Being anorexic means never being quite enough: not thin enough, good enough, smart enough. Just never enough. Being anorexic means giving up your life, physically, emotionally and mentally; and for some, even literally.

Anorexic is not an adjective. So please, don’t use it like one.

 

Starvation: the all-too familiar sensation

This sensation claws at my chest, crawls inside my belly, and shivers beneath my hands, an internal shaking that I cannot cease. It’s relentless, and stronger than my heartbeat, stronger than every intake of breath. Clinging to counter tops, resting on chairs, nodding the wooziness away, headaches and brain fog and heart murmurs that don’t recede, and an overwhelming exhaustion, fatigue deeper than my flesh – this is the sensation of starvation.

It returns to me, like an old friend that I once cherished, and parted ways with. Alas, this friend returned without invitation, without so much as a warning, and has squeezed her way back into my life. Ana returns, gnawing at my sides like the growling of my belly. She whispers to me, how much better these jeans would look if you were thinner. How much more they would appreciate you, if you were thinner. How much more they would notice you, if only. you. were thinner.

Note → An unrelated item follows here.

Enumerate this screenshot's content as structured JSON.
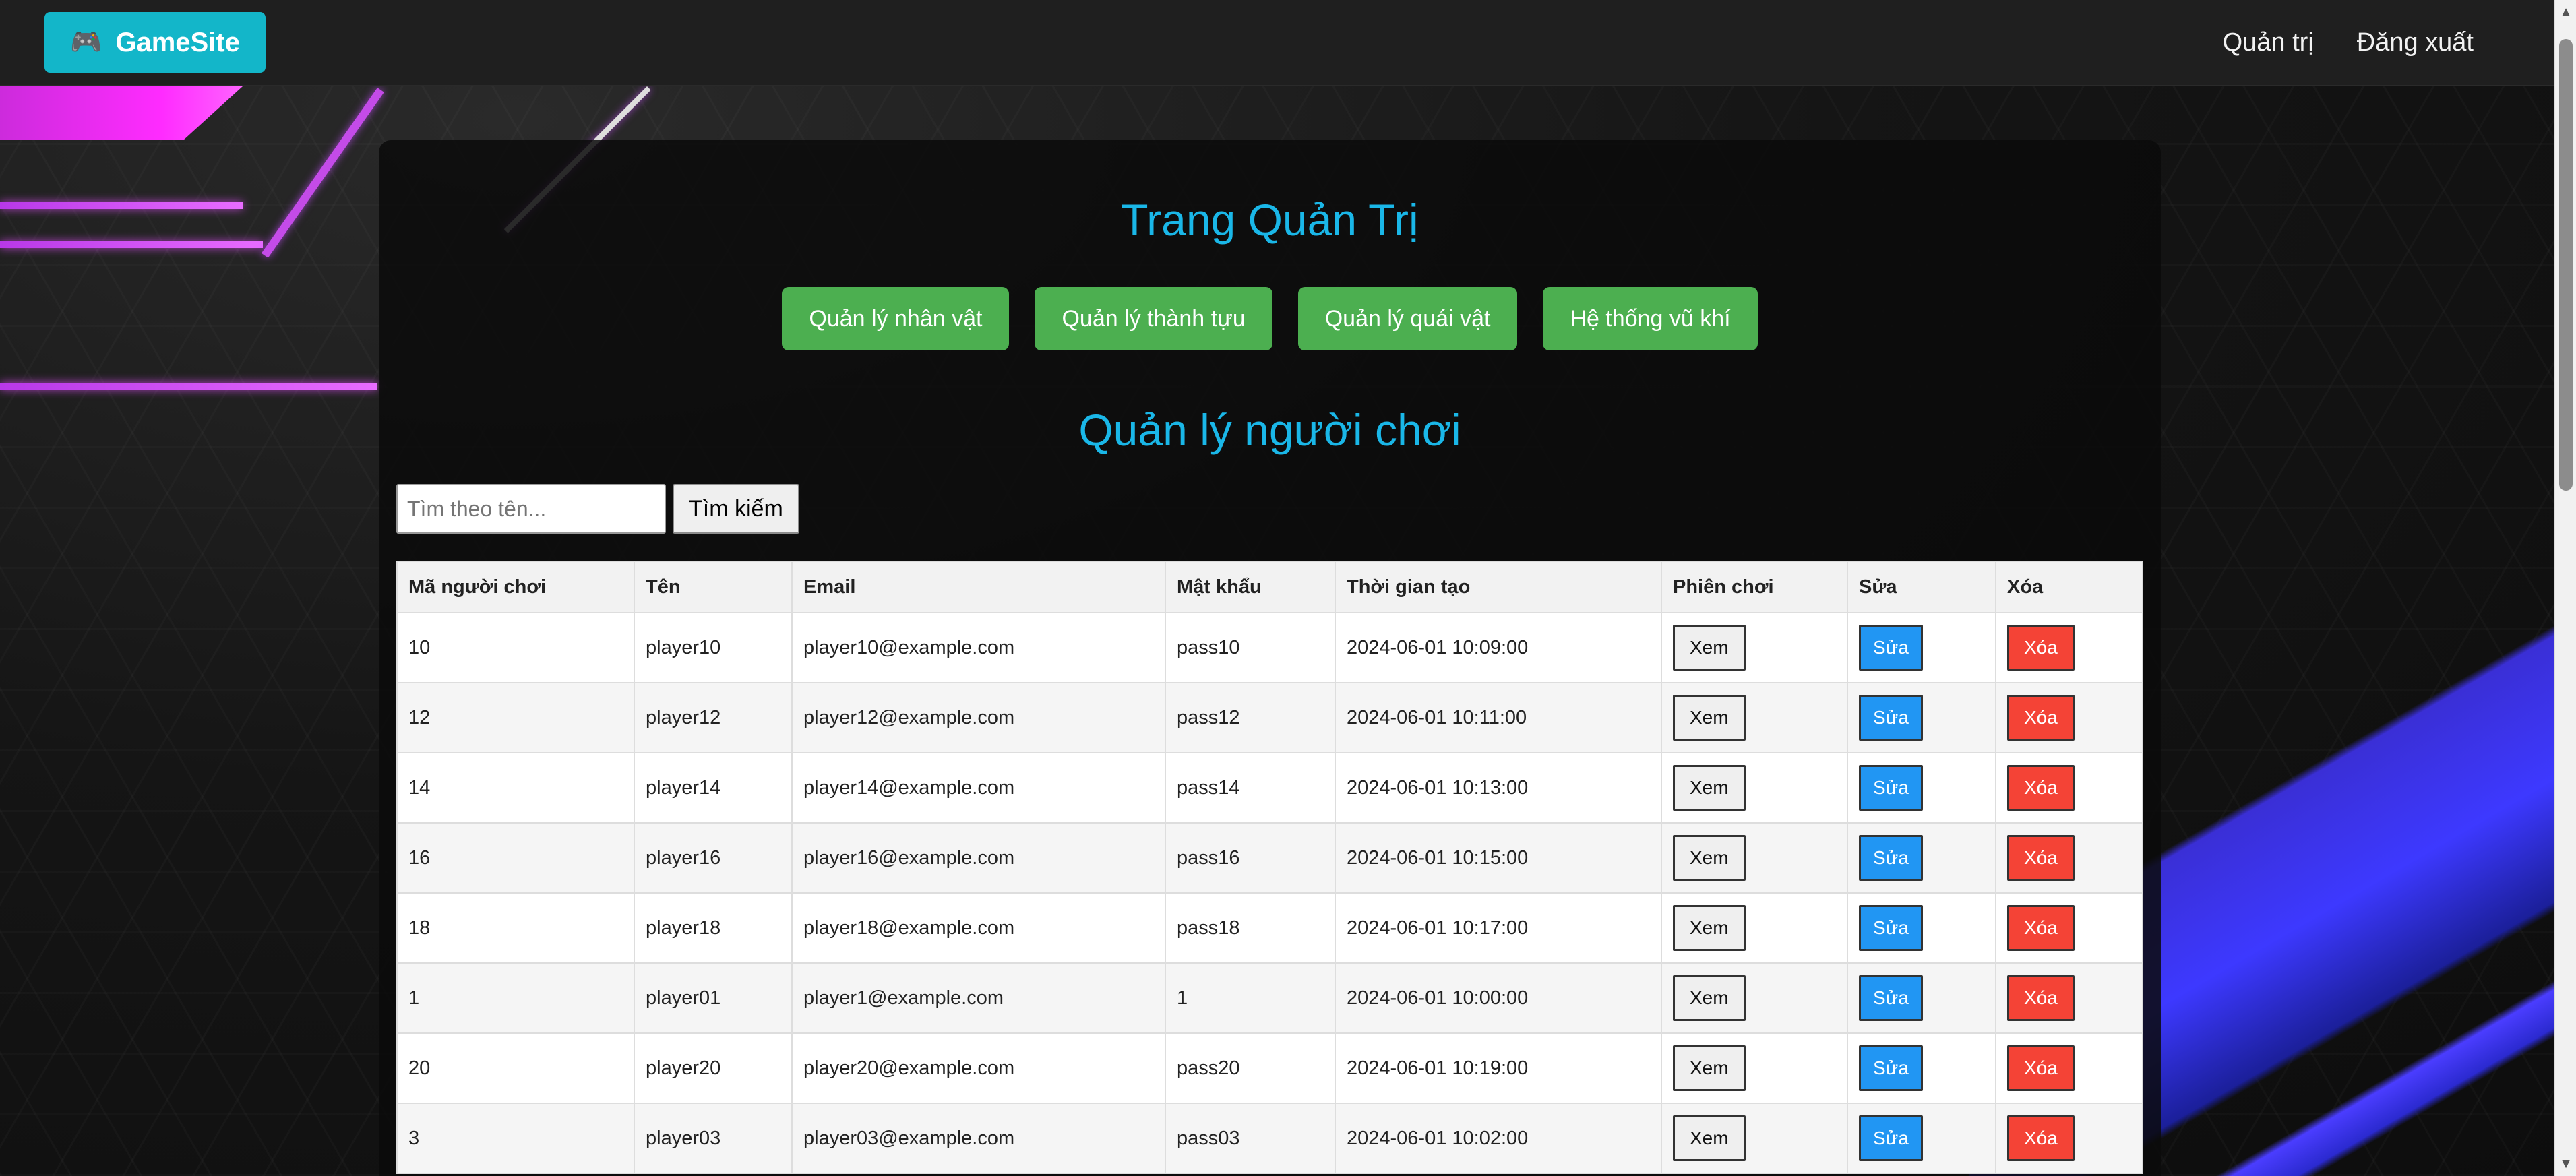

She whispers to me, praises me, for what I have done. This is how it’s supposed to be, she says. It’s supposed to be constant. Can’t you feel the weight slipping? Can’t you feel that I’m winning? 

And every time she whispers these words, that voice only grows, and multiplies. It only takes a small stumble to lose yourself in a crevasse.

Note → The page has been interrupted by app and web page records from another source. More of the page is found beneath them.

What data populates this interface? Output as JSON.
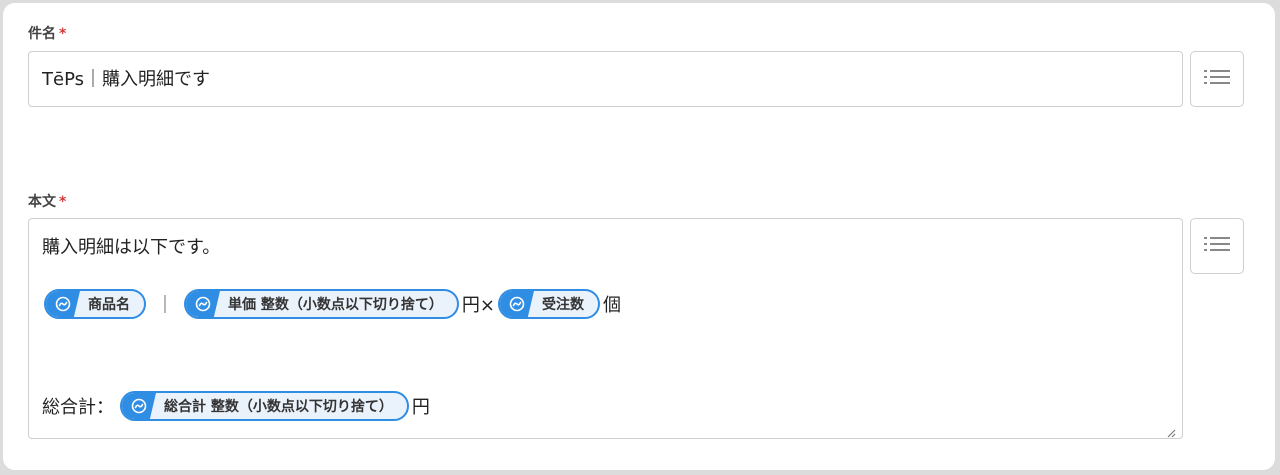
{
  "subject": {
    "label": "件名",
    "required_mark": "*",
    "value": "TēPs｜購入明細です",
    "insert_button_icon": "list-icon"
  },
  "body": {
    "label": "本文",
    "required_mark": "*",
    "line1": "購入明細は以下です。",
    "line2": {
      "chip1": "商品名",
      "separator": "｜",
      "chip2": "単価 整数（小数点以下切り捨て）",
      "text_after_chip2": "円×",
      "chip3": "受注数",
      "text_after_chip3": "個"
    },
    "line3": {
      "prefix": "総合計：",
      "chip": "総合計 整数（小数点以下切り捨て）",
      "suffix": "円"
    },
    "insert_button_icon": "list-icon"
  },
  "colors": {
    "chip_border": "#2f8de4",
    "chip_fill": "#eaf2fc",
    "required": "#d43b3b"
  }
}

But you need to be exercising as well, she adds. It’s not enough to be hungry before eating again, but you need to be beyond hungry, you need to be starving. 

It’s been a long time since I’ve restricted quite so severely, and for this long. It is both familiar and unwanted. These pathways – the starvation pathways, the rituals and routines and obsessions – were fixed for five years. They are not difficult to find myself slipping back into.

And I can’t even bring myself to care.

I miss my eating disorder – my real eating disorder, not this disgusting bulimia that has taken it’s place. I miss bones and my old body and I miss being thin. I miss the call of death, the oh so close call of death. I miss Ana. I miss anorexia.

There are lots of aspects to this monster that I don’t miss, the things that I couldn’t bear to return to, the things that I wouldn’t wish upon anybody. But I’m ignoring them. My judgement is clouded by her, and her only.

Because if I just listened, Ana would make things right.

So this will continue. And my pants will continue to loosen. My bones will continue to re-emerge. Finally, she will return, starvation will return, and everything will be okay again, because everything will finally be right.